After decades as a paragon of squeaky-clean modern public transit, BART’s brushed stainless-steel image has picked up quite a stench recently.
First, a Bay Citizen investigation showed creepy-crawly booty-gnarlies were living all over the once-chic wool seat covers of many BART trains.
Then, BART patrons in wheelchairs who rely upon elevators complained of getting sick from all the human feces clogging downtown conveyances.
Now, SF Weekly has combed through BART station inspection reports that reveal another, living, breathing problem: Rats.
BART station agents are required to file twice-daily reports on various aspects of station maintenance. Over two weeks at the 24th Street-Mission Station, inspection reports began with entries like this on June 12:
“RAT PROBLEMS MAJOR RAT PROBLEMS.”
Then nearly two weeks later, on June 25:
“… a few early morning passengers (older females) were startled (she says it nearly gave her a heart attack) by two (2) rats (not mice). Rats running up down the stairs playing in the plaza (her words).”
SF Weekly reports BART’s wildlife problems aren’t limited to rodents.
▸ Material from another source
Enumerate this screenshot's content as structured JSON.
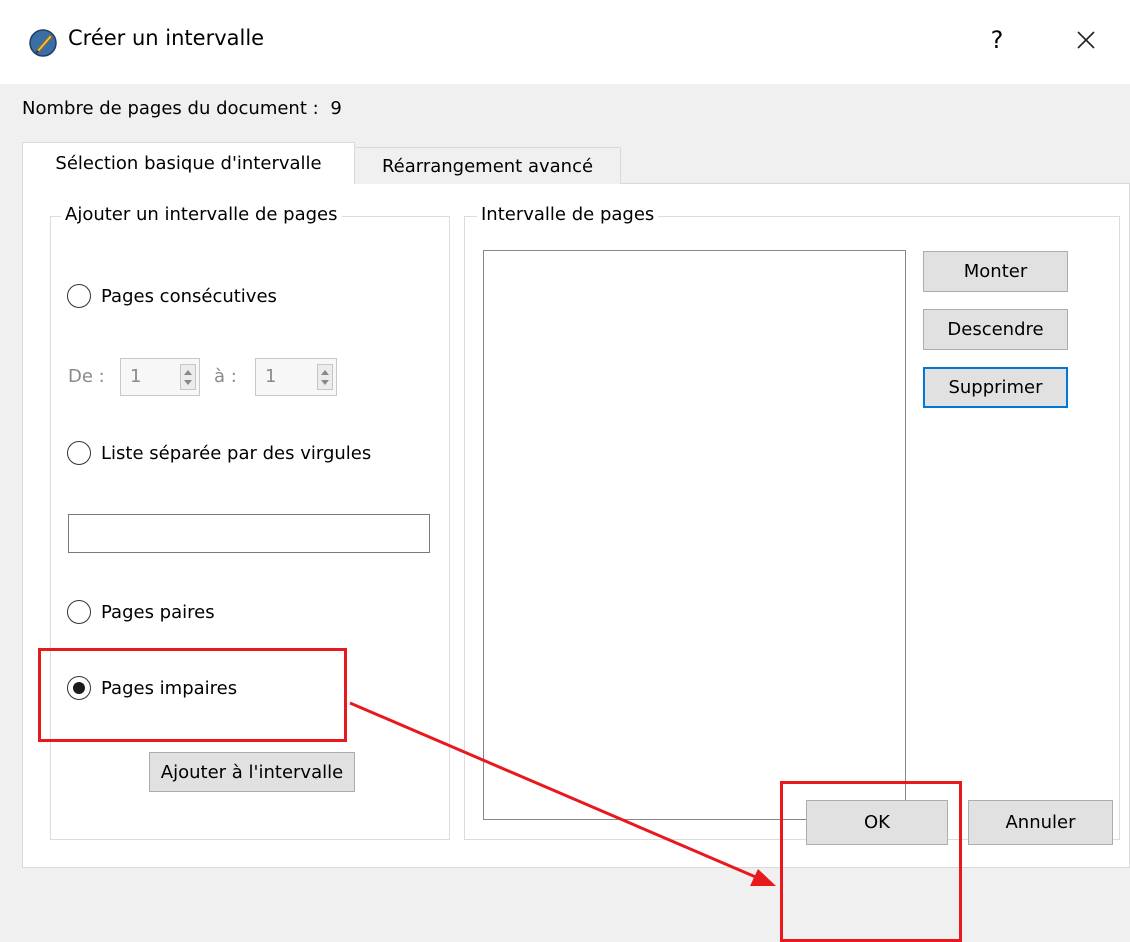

A June 25 inspection report from Powell Station reads:
“Pigeons are nesting, having babies throughout the station.”
The same report also said that passengers at Powell Station were slipping around in pigeon droppings.
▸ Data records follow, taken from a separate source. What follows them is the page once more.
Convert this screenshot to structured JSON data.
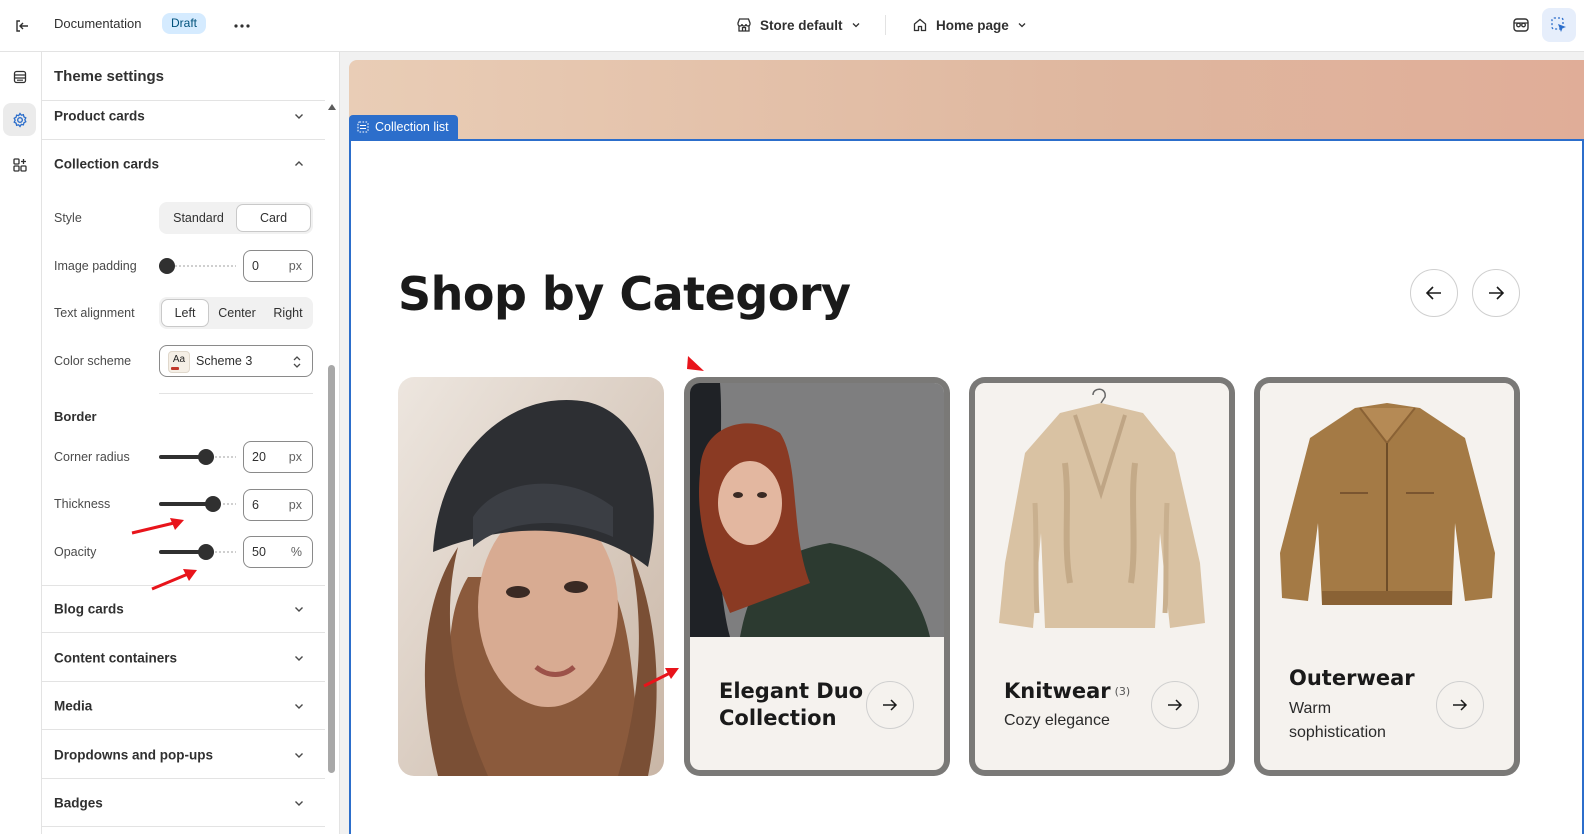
{
  "topbar": {
    "doc_title": "Documentation",
    "status_badge": "Draft",
    "store": "Store default",
    "page": "Home page"
  },
  "panel": {
    "title": "Theme settings",
    "sections": {
      "product_cards": "Product cards",
      "collection_cards": "Collection cards",
      "blog_cards": "Blog cards",
      "content_containers": "Content containers",
      "media": "Media",
      "dropdowns": "Dropdowns and pop-ups",
      "badges": "Badges"
    },
    "style": {
      "label": "Style",
      "options": [
        "Standard",
        "Card"
      ],
      "selected": "Card"
    },
    "image_padding": {
      "label": "Image padding",
      "value": "0",
      "unit": "px",
      "level": 0
    },
    "text_alignment": {
      "label": "Text alignment",
      "options": [
        "Left",
        "Center",
        "Right"
      ],
      "selected": "Left"
    },
    "color_scheme": {
      "label": "Color scheme",
      "swatch": "Aa",
      "value": "Scheme 3"
    },
    "border": {
      "title": "Border",
      "corner_radius": {
        "label": "Corner radius",
        "value": "20",
        "unit": "px",
        "level": 0.5
      },
      "thickness": {
        "label": "Thickness",
        "value": "6",
        "unit": "px",
        "level": 0.6
      },
      "opacity": {
        "label": "Opacity",
        "value": "50",
        "unit": "%",
        "level": 0.5
      }
    }
  },
  "preview": {
    "section_tag": "Collection list",
    "heading": "Shop by Category",
    "cards": [
      {
        "title": "",
        "subtitle": ""
      },
      {
        "title": "Elegant Duo Collection",
        "subtitle": ""
      },
      {
        "title": "Knitwear",
        "count": "(3)",
        "subtitle": "Cozy elegance"
      },
      {
        "title": "Outerwear",
        "subtitle": "Warm sophistication"
      }
    ]
  },
  "colors": {
    "accent_blue": "#2c6ecb",
    "badge_bg": "#d5ebff",
    "card_bg": "#f5f2ee",
    "annotation_red": "#e8141b"
  }
}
BART spokesman Jim Allison seemed to downplay the reports to SF Weekly, saying some of the more dramatic inspection report entries could be chalked up to frustrated station agents:
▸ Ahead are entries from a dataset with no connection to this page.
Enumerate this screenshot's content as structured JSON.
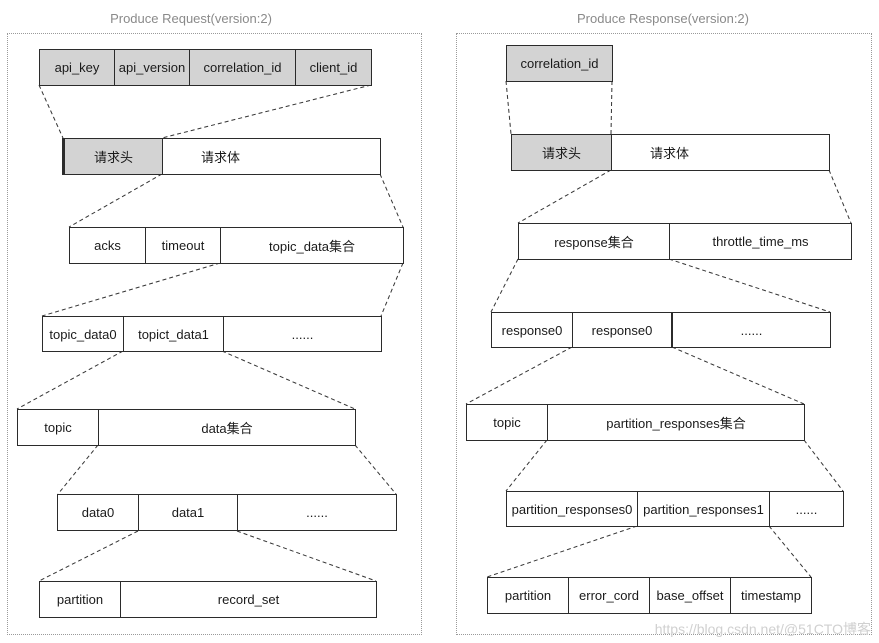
{
  "request": {
    "title": "Produce Request(version:2)",
    "header_fields": [
      "api_key",
      "api_version",
      "correlation_id",
      "client_id"
    ],
    "request_parts": [
      "请求头",
      "请求体"
    ],
    "body_fields": [
      "acks",
      "timeout",
      "topic_data集合"
    ],
    "topic_data_items": [
      "topic_data0",
      "topict_data1",
      "......"
    ],
    "topic_data_fields": [
      "topic",
      "data集合"
    ],
    "data_items": [
      "data0",
      "data1",
      "......"
    ],
    "data_fields": [
      "partition",
      "record_set"
    ]
  },
  "response": {
    "title": "Produce Response(version:2)",
    "header_fields": [
      "correlation_id"
    ],
    "response_parts": [
      "请求头",
      "请求体"
    ],
    "body_fields": [
      "response集合",
      "throttle_time_ms"
    ],
    "response_items": [
      "response0",
      "response0",
      "......"
    ],
    "response_fields": [
      "topic",
      "partition_responses集合"
    ],
    "partition_response_items": [
      "partition_responses0",
      "partition_responses1",
      "......"
    ],
    "partition_response_fields": [
      "partition",
      "error_cord",
      "base_offset",
      "timestamp"
    ]
  },
  "watermark": "https://blog.csdn.net/@51CTO博客"
}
“Some are obviously upset about what’s going on at that station, and maybe emotions are running high when they write the reports.”